### EXERCISE OBJECTIVE
Line by line, retype the data exactly as it is given.

----

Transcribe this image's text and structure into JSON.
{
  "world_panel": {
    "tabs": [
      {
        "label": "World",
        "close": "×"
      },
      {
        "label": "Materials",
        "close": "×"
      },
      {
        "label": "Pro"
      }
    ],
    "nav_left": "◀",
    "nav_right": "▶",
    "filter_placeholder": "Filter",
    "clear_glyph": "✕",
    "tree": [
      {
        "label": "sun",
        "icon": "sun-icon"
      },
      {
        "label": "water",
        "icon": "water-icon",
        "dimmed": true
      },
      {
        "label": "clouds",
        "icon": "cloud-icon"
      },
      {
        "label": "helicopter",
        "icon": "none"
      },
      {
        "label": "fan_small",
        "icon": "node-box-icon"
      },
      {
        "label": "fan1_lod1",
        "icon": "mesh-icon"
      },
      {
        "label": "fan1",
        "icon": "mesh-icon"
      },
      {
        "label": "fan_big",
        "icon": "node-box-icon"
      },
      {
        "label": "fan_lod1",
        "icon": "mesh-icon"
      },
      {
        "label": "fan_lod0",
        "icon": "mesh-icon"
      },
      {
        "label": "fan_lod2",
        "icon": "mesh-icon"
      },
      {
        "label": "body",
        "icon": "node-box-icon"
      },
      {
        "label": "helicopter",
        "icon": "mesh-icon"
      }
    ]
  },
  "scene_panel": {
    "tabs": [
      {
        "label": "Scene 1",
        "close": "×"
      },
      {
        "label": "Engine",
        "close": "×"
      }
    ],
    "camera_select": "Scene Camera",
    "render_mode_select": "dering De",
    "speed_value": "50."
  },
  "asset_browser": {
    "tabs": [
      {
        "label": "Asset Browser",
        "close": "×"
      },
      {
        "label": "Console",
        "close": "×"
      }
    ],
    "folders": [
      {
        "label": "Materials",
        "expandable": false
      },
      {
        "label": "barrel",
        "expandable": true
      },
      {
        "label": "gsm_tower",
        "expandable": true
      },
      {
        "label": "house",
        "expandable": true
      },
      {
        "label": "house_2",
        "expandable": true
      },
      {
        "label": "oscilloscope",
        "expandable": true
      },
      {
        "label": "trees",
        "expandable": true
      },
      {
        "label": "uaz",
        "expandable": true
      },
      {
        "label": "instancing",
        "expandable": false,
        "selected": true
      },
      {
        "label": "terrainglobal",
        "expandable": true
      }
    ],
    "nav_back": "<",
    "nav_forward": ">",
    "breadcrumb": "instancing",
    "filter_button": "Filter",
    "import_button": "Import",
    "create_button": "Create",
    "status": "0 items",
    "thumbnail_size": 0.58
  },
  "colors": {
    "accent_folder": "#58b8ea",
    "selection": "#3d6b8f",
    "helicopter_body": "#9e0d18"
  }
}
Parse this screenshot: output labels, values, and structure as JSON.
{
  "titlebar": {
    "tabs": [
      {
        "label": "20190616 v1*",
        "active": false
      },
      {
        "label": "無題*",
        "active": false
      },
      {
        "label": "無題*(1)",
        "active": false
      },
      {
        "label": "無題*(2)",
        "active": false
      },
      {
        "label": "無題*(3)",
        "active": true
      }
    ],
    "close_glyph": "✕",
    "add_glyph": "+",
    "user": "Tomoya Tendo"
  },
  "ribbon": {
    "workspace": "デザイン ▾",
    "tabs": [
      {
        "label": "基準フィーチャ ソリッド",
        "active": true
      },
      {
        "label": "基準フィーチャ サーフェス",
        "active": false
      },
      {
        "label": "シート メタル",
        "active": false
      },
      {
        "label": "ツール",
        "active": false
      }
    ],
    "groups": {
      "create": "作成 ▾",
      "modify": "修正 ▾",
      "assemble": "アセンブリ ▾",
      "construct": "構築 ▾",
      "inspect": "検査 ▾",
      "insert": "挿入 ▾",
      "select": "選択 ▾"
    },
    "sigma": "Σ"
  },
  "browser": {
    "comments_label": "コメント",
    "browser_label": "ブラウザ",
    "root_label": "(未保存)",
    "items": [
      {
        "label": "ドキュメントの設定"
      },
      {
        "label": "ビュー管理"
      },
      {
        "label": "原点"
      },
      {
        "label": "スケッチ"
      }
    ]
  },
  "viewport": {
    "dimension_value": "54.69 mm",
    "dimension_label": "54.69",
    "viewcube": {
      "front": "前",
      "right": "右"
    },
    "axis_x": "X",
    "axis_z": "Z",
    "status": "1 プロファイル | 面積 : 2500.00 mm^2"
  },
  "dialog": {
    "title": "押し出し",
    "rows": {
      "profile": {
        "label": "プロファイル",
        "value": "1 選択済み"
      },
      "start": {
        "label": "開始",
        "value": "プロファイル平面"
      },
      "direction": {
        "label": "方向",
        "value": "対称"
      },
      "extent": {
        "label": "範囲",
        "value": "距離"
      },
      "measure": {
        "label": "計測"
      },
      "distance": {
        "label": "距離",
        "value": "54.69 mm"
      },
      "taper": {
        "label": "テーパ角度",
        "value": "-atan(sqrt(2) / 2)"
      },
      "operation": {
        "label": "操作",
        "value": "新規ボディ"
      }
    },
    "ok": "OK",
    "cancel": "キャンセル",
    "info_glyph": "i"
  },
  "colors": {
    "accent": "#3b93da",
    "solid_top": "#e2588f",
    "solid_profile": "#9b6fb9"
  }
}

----

### SOLUTION FOR THIS EXERCISE
Transcribe this image's text and structure into JSON.
{
  "world_panel": {
    "tabs": [
      {
        "label": "World",
        "close": "×"
      },
      {
        "label": "Materials",
        "close": "×"
      },
      {
        "label": "Pro"
      }
    ],
    "nav_left": "◀",
    "nav_right": "▶",
    "filter_placeholder": "Filter",
    "clear_glyph": "✕",
    "tree": [
      {
        "label": "sun",
        "icon": "sun-icon"
      },
      {
        "label": "water",
        "icon": "water-icon",
        "dimmed": true
      },
      {
        "label": "clouds",
        "icon": "cloud-icon"
      },
      {
        "label": "helicopter",
        "icon": "none"
      },
      {
        "label": "fan_small",
        "icon": "node-box-icon"
      },
      {
        "label": "fan1_lod1",
        "icon": "mesh-icon"
      },
      {
        "label": "fan1",
        "icon": "mesh-icon"
      },
      {
        "label": "fan_big",
        "icon": "node-box-icon"
      },
      {
        "label": "fan_lod1",
        "icon": "mesh-icon"
      },
      {
        "label": "fan_lod0",
        "icon": "mesh-icon"
      },
      {
        "label": "fan_lod2",
        "icon": "mesh-icon"
      },
      {
        "label": "body",
        "icon": "node-box-icon"
      },
      {
        "label": "helicopter",
        "icon": "mesh-icon"
      }
    ]
  },
  "scene_panel": {
    "tabs": [
      {
        "label": "Scene 1",
        "close": "×"
      },
      {
        "label": "Engine",
        "close": "×"
      }
    ],
    "camera_select": "Scene Camera",
    "render_mode_select": "dering De",
    "speed_value": "50."
  },
  "asset_browser": {
    "tabs": [
      {
        "label": "Asset Browser",
        "close": "×"
      },
      {
        "label": "Console",
        "close": "×"
      }
    ],
    "folders": [
      {
        "label": "Materials",
        "expandable": false
      },
      {
        "label": "barrel",
        "expandable": true
      },
      {
        "label": "gsm_tower",
        "expandable": true
      },
      {
        "label": "house",
        "expandable": true
      },
      {
        "label": "house_2",
        "expandable": true
      },
      {
        "label": "oscilloscope",
        "expandable": true
      },
      {
        "label": "trees",
        "expandable": true
      },
      {
        "label": "uaz",
        "expandable": true
      },
      {
        "label": "instancing",
        "expandable": false,
        "selected": true
      },
      {
        "label": "terrainglobal",
        "expandable": true
      }
    ],
    "nav_back": "<",
    "nav_forward": ">",
    "breadcrumb": "instancing",
    "filter_button": "Filter",
    "import_button": "Import",
    "create_button": "Create",
    "status": "0 items",
    "thumbnail_size": 0.58
  },
  "colors": {
    "accent_folder": "#58b8ea",
    "selection": "#3d6b8f",
    "helicopter_body": "#9e0d18"
  }
}
Parse this screenshot: output labels, values, and structure as JSON.
{
  "titlebar": {
    "tabs": [
      {
        "label": "20190616 v1*",
        "active": false
      },
      {
        "label": "無題*",
        "active": false
      },
      {
        "label": "無題*(1)",
        "active": false
      },
      {
        "label": "無題*(2)",
        "active": false
      },
      {
        "label": "無題*(3)",
        "active": true
      }
    ],
    "close_glyph": "✕",
    "add_glyph": "+",
    "user": "Tomoya Tendo"
  },
  "ribbon": {
    "workspace": "デザイン ▾",
    "tabs": [
      {
        "label": "基準フィーチャ ソリッド",
        "active": true
      },
      {
        "label": "基準フィーチャ サーフェス",
        "active": false
      },
      {
        "label": "シート メタル",
        "active": false
      },
      {
        "label": "ツール",
        "active": false
      }
    ],
    "groups": {
      "create": "作成 ▾",
      "modify": "修正 ▾",
      "assemble": "アセンブリ ▾",
      "construct": "構築 ▾",
      "inspect": "検査 ▾",
      "insert": "挿入 ▾",
      "select": "選択 ▾"
    },
    "sigma": "Σ"
  },
  "browser": {
    "comments_label": "コメント",
    "browser_label": "ブラウザ",
    "root_label": "(未保存)",
    "items": [
      {
        "label": "ドキュメントの設定"
      },
      {
        "label": "ビュー管理"
      },
      {
        "label": "原点"
      },
      {
        "label": "スケッチ"
      }
    ]
  },
  "viewport": {
    "dimension_value": "54.69 mm",
    "dimension_label": "54.69",
    "viewcube": {
      "front": "前",
      "right": "右"
    },
    "axis_x": "X",
    "axis_z": "Z",
    "status": "1 プロファイル | 面積 : 2500.00 mm^2"
  },
  "dialog": {
    "title": "押し出し",
    "rows": {
      "profile": {
        "label": "プロファイル",
        "value": "1 選択済み"
      },
      "start": {
        "label": "開始",
        "value": "プロファイル平面"
      },
      "direction": {
        "label": "方向",
        "value": "対称"
      },
      "extent": {
        "label": "範囲",
        "value": "距離"
      },
      "measure": {
        "label": "計測"
      },
      "distance": {
        "label": "距離",
        "value": "54.69 mm"
      },
      "taper": {
        "label": "テーパ角度",
        "value": "-atan(sqrt(2) / 2)"
      },
      "operation": {
        "label": "操作",
        "value": "新規ボディ"
      }
    },
    "ok": "OK",
    "cancel": "キャンセル",
    "info_glyph": "i"
  },
  "colors": {
    "accent": "#3b93da",
    "solid_top": "#e2588f",
    "solid_profile": "#9b6fb9"
  }
}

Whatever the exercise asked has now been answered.